As you pass through Uphall it is hard to see that it was the centre of the shale oil industry in the early twentieth century. If you explore a bit you can see where a little bit of the Garden City movement took root in the middle of the industrial development. Middleton Hall went from a prosperous mansion, to the industrial headquarters of the Scottish Oil Company.
Staff at Middleton Hall in the 1950s. Source: Almond Valley Heritage Trust
Middleton Hall is now a care home, but the shale trail route takes you through some interesting developments in Uphall’s history. Once you’ve crossed over Loaninghill Road, you are in what were the grounds of Middleton Hall. Try to picture a long tree lined driveway, landscaped grounds with mature trees. At the bottom of the slope (where the A89 bypasses Uphall and Broxburn) there’s a dovecot and a walled garden. An appropriate setting for a fine house.
When you walk along Middleton Road however, you are travelling into the twentieth century landscape. The houses here are part of Scottish Oils development in the 1920s, inspired by the Garden City movement. This was the idea behind Welwyn Garden City and Letchworth and eventually led to the new towns, such as Livingston and Cumbernauld. The idea is to combine greenspace and housing to create a better quality of life for the residents.

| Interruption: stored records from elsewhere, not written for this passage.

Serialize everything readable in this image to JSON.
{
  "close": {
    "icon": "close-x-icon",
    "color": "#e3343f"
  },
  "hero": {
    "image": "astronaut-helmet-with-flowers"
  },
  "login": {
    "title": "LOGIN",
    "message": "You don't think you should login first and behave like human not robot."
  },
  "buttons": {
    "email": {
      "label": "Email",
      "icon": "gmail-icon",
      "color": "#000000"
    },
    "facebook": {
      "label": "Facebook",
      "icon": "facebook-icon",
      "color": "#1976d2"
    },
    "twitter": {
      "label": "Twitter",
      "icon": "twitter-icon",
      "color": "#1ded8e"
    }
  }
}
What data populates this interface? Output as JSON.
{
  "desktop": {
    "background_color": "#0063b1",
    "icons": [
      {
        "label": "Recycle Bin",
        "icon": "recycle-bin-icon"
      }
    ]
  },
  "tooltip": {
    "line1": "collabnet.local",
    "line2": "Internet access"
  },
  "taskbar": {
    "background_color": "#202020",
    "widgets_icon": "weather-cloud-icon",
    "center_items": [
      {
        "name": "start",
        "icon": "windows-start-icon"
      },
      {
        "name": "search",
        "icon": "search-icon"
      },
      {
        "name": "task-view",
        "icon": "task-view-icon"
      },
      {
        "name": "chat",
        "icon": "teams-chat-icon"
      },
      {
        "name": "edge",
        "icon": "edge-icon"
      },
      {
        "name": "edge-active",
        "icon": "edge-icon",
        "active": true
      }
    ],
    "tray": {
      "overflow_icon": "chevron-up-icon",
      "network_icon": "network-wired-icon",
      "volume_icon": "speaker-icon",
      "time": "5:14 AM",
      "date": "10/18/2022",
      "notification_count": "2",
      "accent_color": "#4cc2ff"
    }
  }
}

A better style of housing for management in the Uphall 'Garden City" Source: Almond Valley Heritage Trust
The Hall became the headquarters of Scottish Oils Ltd in 1920 and these houses were built for some of the managers and staff of the company. Definitely a better class of housing than that provided for the miners and oil workers. Middleton was also the administrative centre of the industry and the engineering workshops and training centre for the apprentices until 1967.
It is a complex history for what seems an unremarkable street.